Clint: Because you’re good.
Kate: Cap is good. Spider-man is good. Why me?
Clint: You’re smart.
Kate: So’s Iron Man. So’s—everyone at your day-job. Why me?
Clint: You’re rich?
Kate: So are you now. Why—
Clint: —because I don’t want to sleep with you?
Kate: Well good. You’re old enough to know… how creepy that would be. …does this mean you want to sleep with Spider-man?
Clint: No, —I— because that screws it up. It always screws it up. I always screw it up and… and… Katie I look at you and I think you’re a lot like me. There are—I have these things I have to do. Yeah? Not want but have. Y’know? I can do them alone but I bet whatever it is that’s in me is maybe in you and…
So here’s a page that everyone has been talking about since this issue came out. Artistically, it’s pretty fascinating—twenty-four panels and it doesn’t seem crowded. Kate and Clint’s facial expressions as they have talk give a lot of read on the tone of the conversation, but of course the art is only half the story. The words have gotten more a varied reaction than the panels, and one line in particular. And while Clint’s question of “—because I don’t want to sleep with you?” is worthy of the myriad of responses I’ve seen, it’s also a shame that it’s the only one getting them.

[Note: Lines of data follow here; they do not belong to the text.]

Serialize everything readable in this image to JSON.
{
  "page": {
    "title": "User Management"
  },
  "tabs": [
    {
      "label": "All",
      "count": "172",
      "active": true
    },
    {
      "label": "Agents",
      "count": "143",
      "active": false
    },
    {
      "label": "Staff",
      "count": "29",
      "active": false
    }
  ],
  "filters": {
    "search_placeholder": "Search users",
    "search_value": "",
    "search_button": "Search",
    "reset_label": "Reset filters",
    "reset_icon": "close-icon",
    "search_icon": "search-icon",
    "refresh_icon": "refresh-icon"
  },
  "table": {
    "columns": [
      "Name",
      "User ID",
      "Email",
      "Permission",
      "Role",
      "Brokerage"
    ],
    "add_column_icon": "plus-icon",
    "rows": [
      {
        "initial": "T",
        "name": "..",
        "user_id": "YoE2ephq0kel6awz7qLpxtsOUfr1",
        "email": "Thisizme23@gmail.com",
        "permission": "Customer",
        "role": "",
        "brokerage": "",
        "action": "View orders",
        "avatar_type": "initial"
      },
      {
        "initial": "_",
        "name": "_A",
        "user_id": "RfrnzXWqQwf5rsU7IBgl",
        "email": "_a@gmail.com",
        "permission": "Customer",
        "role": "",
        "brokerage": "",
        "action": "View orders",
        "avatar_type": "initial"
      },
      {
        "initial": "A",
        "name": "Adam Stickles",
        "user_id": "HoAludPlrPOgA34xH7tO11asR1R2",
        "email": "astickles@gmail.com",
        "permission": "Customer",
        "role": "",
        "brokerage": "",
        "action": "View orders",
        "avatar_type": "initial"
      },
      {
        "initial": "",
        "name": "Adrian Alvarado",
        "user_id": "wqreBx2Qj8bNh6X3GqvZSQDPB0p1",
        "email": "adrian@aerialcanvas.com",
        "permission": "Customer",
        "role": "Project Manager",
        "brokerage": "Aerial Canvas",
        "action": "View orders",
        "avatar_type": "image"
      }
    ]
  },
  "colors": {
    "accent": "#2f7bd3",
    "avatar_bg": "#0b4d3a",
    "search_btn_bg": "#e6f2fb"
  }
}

Because the meat of this conversation comes after that questionable question.
Basically, two things are happening here—Kate is asking a question, and Clint is trying to dodge it. His responses, that Kate is smart and good and rich, are nothing she hasn’t heard before. And my personal read on the “I don’t want to sleep with you line” is much the same—Clint is dodging, trying to be cute, and essentially attempting to cover up the truth of what he’s really thinking. But he doesn’t succeed.
I’ve said before on this blog that self-aware Clint is my favorite, but that he can’t that way too often or the effect is gone. So the first part of this conversation is Clint not being self-aware or pensive—it’s him avoiding that. But when the conversation—and paneling—break to just him, that’s when we know we’ve hit introspection. That’s when we know we’re seeing character. The fact that he’s looking down, at that point, and that we can’t see most of his face, is very telling.
He always screws things up. That isn’t necessarily always true, but it’s what Clint thinks of himself in this moment. It’s a distinct departure from how the last Hawkeye ongoing series began—in Jim McCann’s Hawkeye and Mockingbird, Clint was on top of the world. He had back his codename, his wife, and the Avengers, and things were going to be great. He had it all, and it slowly slipped through his fingers. His relationship with Bobbi fell apart, terrible horrible crossover events happened and Avengers died, and he’s been remodeled into new form Hawkeye, with purple shades and black t-shirts. Not everything that happened to him was bad, and he didn’t mess up that often. But he can no longer look at his life and think that things are as they were, golden and perfect. The promise of the Heroic Age proved false, essentially.
Does he always screw it up by sleeping with someone? I don’t know how true that statement is. But I can see why Clint might think it, through his limited perspective. Fraction’s Hawkeye, here and in the first issue, is a man who seems, startlingly, alone. He has a girlfriend and more than one team and more than one best friend—but he isn’t calling on any of them, here. They are notably absent from this series thus far. The person he does call on, who he asks for help with this very personal project, is Kate.
And he’s telling us why. Because she’s like him, and he feels as though they have similar motivations. Kate went through a lot recently, too. Her best friend died in front of her, her team fell apart. She, like Cint, saw herself as failing, even if what happened wasn’t entirely her fault. The things that make the two of them Hawkeye aren’t just their skills with bows and arrows—they are their resilience and stubborn attitudes, their humanity and screw ups.
And personally, I think that’s the meat of this conversation and this issue. Clint is looking for a kindred spirit, not in a romantic or even friendly way, really. He doesn’t want someone to hang out with. He wants someone who is made of the same stuff he is, who can stand to gain by doing good for the sake of doing good.
So, two take away points, here: one, I am in no way capable of being concise. And two, Clint never spoke to whether he’d sleep with Cap, Spider-man, and Iron Man, or not.
From Hawkeye Volume 4 #02 (Matt Fraction & David Aja)